Cauliflower is having a moment, and not just because it can stand in for carbs like rice.

Exhibit A: rainbow cauliflower.

You can thank traditional breeding for these new or long-forgotten varieties. (Orange cauliflower, for example, was discovered in a Canadian marsh in the 1970s.)

Ditto for rainbow carrots. Carrots were yellow or purple until Dutch breeders reportedly produced the orange household staple in the 1600s. Now there’s even white and red!

Naturally occurring plant pigments account for the color riot. Beta-carotene makes carrots and cauliflower orange, while anthocyanins turn them purple. Lycopene (plus beta-carotene) pushes carrots into the red zone, while lutein yields yellow.

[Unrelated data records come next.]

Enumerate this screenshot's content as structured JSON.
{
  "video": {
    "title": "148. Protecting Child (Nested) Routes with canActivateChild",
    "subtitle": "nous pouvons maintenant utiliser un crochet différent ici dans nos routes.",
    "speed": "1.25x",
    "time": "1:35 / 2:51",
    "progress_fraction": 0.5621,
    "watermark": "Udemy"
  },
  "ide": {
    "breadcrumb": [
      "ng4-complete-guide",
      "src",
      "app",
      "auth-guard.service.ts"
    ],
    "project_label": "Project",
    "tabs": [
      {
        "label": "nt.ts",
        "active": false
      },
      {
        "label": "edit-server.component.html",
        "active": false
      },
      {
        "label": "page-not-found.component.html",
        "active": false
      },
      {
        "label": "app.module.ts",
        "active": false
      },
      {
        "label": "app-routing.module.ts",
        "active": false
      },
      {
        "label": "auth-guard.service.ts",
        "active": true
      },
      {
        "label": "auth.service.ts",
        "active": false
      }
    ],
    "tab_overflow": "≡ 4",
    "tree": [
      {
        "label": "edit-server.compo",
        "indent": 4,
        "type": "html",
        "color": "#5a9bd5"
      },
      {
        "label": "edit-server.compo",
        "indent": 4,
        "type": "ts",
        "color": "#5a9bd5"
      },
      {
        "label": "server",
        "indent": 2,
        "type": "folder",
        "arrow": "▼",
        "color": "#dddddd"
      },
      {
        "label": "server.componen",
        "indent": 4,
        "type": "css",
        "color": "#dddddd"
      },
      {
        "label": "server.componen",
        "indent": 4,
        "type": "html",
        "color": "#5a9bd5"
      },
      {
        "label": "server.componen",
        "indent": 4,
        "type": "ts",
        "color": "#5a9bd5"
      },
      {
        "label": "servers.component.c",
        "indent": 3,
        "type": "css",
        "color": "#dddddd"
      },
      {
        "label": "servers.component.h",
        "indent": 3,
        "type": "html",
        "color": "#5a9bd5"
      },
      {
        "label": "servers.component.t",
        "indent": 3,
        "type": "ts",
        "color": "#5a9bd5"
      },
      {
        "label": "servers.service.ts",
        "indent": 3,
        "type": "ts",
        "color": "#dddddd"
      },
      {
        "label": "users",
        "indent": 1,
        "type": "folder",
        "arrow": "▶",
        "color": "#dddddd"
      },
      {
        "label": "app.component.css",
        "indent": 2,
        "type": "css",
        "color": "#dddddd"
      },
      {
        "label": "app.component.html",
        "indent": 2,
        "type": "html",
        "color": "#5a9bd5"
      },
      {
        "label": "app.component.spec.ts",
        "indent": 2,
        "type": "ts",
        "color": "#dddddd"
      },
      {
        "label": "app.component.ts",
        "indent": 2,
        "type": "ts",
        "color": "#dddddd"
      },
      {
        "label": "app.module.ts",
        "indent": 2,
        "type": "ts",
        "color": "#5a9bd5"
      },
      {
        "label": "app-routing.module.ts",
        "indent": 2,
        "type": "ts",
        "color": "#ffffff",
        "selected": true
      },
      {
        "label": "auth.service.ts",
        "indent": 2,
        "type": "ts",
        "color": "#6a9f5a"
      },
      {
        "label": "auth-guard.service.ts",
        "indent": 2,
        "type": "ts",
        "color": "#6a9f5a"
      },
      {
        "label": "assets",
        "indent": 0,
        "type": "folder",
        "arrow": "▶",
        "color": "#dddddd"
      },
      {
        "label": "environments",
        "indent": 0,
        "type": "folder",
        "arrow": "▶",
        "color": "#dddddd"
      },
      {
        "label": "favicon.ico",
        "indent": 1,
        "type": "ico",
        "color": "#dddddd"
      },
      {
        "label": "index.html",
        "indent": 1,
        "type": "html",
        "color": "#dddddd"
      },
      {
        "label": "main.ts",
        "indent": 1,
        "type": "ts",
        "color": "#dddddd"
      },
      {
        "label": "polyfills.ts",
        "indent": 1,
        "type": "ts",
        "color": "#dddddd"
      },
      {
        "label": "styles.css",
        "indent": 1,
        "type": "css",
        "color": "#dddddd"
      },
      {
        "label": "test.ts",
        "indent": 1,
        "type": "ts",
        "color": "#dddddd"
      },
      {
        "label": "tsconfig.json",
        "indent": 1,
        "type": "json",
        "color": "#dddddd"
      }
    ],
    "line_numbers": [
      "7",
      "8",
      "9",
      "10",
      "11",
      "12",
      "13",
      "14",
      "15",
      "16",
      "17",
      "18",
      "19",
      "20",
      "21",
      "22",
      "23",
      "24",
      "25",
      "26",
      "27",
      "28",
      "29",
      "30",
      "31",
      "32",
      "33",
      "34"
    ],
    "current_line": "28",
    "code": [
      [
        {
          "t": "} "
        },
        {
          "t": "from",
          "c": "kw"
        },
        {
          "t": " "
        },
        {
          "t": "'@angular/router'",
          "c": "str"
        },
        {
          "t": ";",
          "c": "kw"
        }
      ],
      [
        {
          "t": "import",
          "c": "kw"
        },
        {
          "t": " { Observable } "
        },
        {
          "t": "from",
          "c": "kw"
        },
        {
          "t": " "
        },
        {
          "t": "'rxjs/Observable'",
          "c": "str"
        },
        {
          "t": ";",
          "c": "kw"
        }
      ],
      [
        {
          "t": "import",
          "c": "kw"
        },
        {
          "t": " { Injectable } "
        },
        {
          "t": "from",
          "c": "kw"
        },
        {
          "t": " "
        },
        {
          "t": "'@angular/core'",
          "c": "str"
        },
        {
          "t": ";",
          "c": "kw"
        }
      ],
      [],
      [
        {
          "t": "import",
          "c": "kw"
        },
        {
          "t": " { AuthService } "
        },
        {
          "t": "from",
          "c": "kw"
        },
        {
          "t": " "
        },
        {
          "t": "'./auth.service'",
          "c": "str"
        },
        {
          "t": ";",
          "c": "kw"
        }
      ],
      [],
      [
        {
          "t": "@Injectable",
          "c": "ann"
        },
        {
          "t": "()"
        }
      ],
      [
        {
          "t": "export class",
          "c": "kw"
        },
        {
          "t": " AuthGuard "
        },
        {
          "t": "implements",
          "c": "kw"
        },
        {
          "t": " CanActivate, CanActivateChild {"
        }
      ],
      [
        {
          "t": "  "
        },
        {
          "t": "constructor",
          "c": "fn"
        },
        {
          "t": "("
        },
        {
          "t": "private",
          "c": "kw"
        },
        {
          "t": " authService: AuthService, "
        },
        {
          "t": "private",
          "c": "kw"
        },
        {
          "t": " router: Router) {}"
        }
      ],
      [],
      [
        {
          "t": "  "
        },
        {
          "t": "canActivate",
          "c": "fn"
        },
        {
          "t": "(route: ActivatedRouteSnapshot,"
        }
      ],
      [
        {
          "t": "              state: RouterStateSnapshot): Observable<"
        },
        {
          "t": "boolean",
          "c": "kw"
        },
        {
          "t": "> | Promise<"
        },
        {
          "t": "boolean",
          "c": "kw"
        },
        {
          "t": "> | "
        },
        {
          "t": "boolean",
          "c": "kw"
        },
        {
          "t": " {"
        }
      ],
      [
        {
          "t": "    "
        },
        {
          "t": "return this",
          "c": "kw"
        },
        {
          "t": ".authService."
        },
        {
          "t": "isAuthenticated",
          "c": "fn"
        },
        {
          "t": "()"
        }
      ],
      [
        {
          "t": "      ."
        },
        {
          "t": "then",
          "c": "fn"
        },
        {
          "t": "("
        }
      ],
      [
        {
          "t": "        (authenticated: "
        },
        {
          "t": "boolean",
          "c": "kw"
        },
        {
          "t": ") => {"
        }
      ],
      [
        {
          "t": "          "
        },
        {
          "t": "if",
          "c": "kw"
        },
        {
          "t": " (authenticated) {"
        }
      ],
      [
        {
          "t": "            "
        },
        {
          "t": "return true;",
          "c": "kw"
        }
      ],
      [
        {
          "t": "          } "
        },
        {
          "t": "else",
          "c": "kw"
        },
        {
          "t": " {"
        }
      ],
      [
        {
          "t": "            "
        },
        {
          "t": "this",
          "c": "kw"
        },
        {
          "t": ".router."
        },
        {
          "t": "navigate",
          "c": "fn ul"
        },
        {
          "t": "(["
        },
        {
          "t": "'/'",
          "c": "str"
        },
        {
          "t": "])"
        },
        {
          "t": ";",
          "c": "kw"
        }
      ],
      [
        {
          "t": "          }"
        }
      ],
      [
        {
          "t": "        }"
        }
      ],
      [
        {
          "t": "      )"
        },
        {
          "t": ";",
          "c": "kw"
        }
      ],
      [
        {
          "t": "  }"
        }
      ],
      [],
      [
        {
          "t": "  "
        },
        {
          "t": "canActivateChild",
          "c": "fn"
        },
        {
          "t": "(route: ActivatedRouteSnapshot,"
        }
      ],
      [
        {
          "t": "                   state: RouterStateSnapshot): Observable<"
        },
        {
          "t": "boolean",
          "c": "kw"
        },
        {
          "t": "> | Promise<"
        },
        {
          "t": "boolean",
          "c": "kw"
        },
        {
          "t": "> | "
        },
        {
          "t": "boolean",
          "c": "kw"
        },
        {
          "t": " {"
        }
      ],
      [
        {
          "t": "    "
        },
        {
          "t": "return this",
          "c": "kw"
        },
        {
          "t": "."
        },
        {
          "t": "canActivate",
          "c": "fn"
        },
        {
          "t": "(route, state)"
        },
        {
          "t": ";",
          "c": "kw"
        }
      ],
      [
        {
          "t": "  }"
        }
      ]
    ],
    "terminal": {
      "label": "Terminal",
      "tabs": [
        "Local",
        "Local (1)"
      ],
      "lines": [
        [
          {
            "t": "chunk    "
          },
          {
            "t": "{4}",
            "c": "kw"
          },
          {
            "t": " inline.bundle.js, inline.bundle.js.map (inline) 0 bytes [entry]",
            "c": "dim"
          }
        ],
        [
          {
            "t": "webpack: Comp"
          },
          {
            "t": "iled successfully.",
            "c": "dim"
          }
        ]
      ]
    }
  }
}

Less beta-carotene means less vitamin A, but overall, you can expect roughly similar nutrients, regardless of color.

That means a decent dose of fiber, vitamin C, vitamin K, and folate from cauliflower. (The green variety—cauliflower crossed with broccoli—has extra C.) Carrots deliver fiber and vitamin A. And both have just 20 to 30 calories in a half cup.

Check out The Healthy Cook ("Three veggie dips") for three addictive dips for raw or roasted veggies, and the Dish of the Month for a mesmerizing carrot salad.

It’s not just the colorful leaves that are changing it up this fall.

Photos: Brebca (cauliflower), oqba (carrots).